RALEIGH, N.C. (AP) — A medication already known to have reversed well over 2,000 overdoses of heroin, OxyContin or other opium-based drugs in North Carolina since 2013 could become more accessible in legislation recommended Tuesday by a state Senate committee.
The bill would create a statewide standing order to prescribe naloxone to anyone, something that is now allowed in two other states, according to State Health Director Dr. Randall Williams, who would write the order. Any pharmacist could fill the prescription, which in its injected or nasal-spray form can reverse a potentially fatal opioid overdose in an emergency.
“For the state to do this is bold, and this will save lives,” Williams said. “To me, it’s analogous to a lifeguard at the beach. If somebody’s out there drowning we don’t ask how they got in that situation. We just go out there and save them and then we try to help them from there.”
With drug overdose deaths soaring compared to the late 1990s, dramatic steps are required to save lives as a first step to treating addictions, Williams told the Senate Health Care Committee, which strongly supported the bill.
“There is a state interest in saving lives,” said Sen. Chad Barefoot, R-Wake, a committee member.
A 2013 law in part has allowed law enforcement and first responders to use naloxone when they come across an overdose victim and avoid potential liability. Family members of potential drug abusers now also can ask a doctor for a prescription. That law has been successful to the point that the 1,064 confirmed overdose reversals in 2015 were higher than the number of overdose deaths, according to a presentation for legislators last month.

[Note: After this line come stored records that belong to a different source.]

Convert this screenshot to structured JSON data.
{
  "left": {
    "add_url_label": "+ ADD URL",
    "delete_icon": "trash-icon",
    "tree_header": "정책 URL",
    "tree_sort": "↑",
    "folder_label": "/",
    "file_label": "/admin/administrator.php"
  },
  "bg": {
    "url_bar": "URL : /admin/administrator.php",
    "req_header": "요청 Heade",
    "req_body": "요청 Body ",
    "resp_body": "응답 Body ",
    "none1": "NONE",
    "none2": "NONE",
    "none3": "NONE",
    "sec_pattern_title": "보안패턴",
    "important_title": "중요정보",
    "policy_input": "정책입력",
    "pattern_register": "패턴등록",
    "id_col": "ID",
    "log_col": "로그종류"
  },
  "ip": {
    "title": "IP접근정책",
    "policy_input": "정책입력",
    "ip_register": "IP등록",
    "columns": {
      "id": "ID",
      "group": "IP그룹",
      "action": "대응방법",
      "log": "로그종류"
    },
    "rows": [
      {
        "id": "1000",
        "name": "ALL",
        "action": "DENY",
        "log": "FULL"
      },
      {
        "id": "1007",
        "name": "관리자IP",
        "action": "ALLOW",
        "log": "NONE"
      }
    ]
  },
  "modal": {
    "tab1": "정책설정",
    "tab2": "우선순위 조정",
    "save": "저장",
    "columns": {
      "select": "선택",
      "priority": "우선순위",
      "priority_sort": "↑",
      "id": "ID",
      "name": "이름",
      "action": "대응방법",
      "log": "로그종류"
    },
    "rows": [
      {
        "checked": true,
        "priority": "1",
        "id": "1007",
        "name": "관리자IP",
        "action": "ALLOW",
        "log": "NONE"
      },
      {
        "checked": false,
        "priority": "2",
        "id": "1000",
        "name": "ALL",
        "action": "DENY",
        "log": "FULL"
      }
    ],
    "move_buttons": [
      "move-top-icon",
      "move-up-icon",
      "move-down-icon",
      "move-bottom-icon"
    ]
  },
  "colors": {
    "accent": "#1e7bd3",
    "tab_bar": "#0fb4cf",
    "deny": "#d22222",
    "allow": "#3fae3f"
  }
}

Williams said some physicians may be reluctant to write a prescription for a third party. The bill would allow someone to go to any pharmacy and ask for the medication.
“What we’re presenting today is a bold initiative” to address “the public health crisis of our time,” Williams said, adding that some estimate that 500 people who died last year from overdoses could have been saved had the law been in place.
The legislation, which would also protect the health director from civil or criminal liability, now goes to a Senate judicial panel.
Williams said people without opioids in their system aren’t affected negatively by naloxone. Some heart-related symptoms could surface if an opioid-dependent patient begins to experience withdrawal.
Naloxone, also known as Narcan, is covered by Medicaid and many private insurance plans, according to Williams. The cost to the state is about $110 per dosage kit, but the state is likely to see no additional expenses if the bill became law because patients are less likely to use a more expensive antidote, Williams said.
Maryland and Pennsylvania have similar statewide standing orders. The Maine legislature last week overrode Gov. Paul LePage’s veto of a bill that would increase public access to naloxone. LePage argued the drug merely extends addicts’ lives but doesn’t save them.
North Carolina senators on the health care committee also are working on legislation to address substance abuse treatment. There was a more than five-fold increase in heroin deaths from 2010 to 2014, reaching 246 deaths, according to state health statistics.
“Hopefully we can do a lot to prevent individuals from getting to this point,” said Sen. Ralph Hise, R-Mitchell, the committee’s co-chairman.